by caprecord

Kristen Otoupalik of Spokane said if her friend Christopher Henderson‘s suicide threat history could have been recorded by mental health professionals and police, courts might have been able to force him into getting help before he fatally shot his wife, Sheena Henderson, and himself last year.

“How much would you pay, how many papers would you write and how much time would you invest to save the life of your loved one,” Otoupalik said. “Better yet, how many of you would like to trade places with me, and lose your loved ones because there wasn’t a strong enough paper trail, or we were not able to make changes, no matter how minimal, in our state?”

Kristen Otoupalik (left), Rep. Marcus Riccelli, D-Spokane, and Gary Kennison drop Sheena's Law, named after Kennison's daughter. Photo courtesy Rep. Riccelli's office.

Otoupalik spoke at a House Judiciary Committee hearing, which reviewed four mental health bills which would add new standards to commit someone into mental health treatment and give the court alternatives to long-term hospitalization.

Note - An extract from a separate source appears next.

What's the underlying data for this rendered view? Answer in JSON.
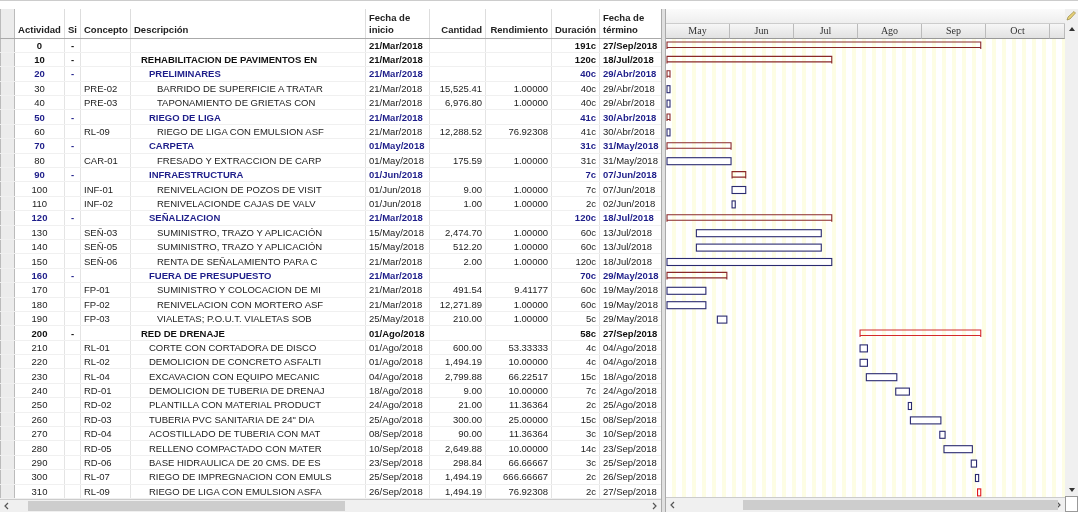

Otoupalik and Sheena Henderson’s father, Gary Kennison, both spoke in favor of House Bill 1448, Sheena’a Law, which Kennison requested to be renamed Sheena and Chris Henderson’s Law. The bill would allow officers responding to a threat of suicide to refer the person to a designated mental health professional. That mental health professional can determine whether the person needs more intensive intervention, including involuntary commitment.

Christopher Henderson had been taken to a hospital after a suicide threat, but the family was left with few options when he was released to them after three hours, Kennison said.

“There was no follow up to see if any care was given,” Kennison said. “Not one person called to see if they could help him get mental health (treatment).”

However, James McMahan, policy director of the Washington Association of Sheriffs and Police Chiefs, said the bill would force people into the mental health system in cases where police determine that the person is not a danger.

“We don’t think that the right solution is to put the lowest risk people in an already bogged down system,” McMahan said.

However, the Washington Council of Police and Sheriffs testified in favor of the bill.

Other bills reviewed were:

  • HB 1287 – Allows the courts to order year-long outpatient mental health treatment as an alternative to inpatient commitment.
  • HB 1450 – Allows a person who meets the definition of “in need of assisted outpatient treatment” to be ordered into involuntary mental health treatment.
  • HB 1451 – Adds “persistent or acute disability” as one of the standards that would allow for court-ordered involuntary mental health treatment.

Len McComb, lobbyist of the Washington State Hospital Association, warned that the state needs to back up any changes with funding to keep services and beds available.

“We don’t have a mental health system in this state. We have pieces of a mental health system that is broken,” he said, testifying on HB 1451. “Be careful what you wish for.”

“Simply changing the standards and changing the law and not changing the system will not change things a bit,” he said.

You can watch the hearing in TVW’s archives.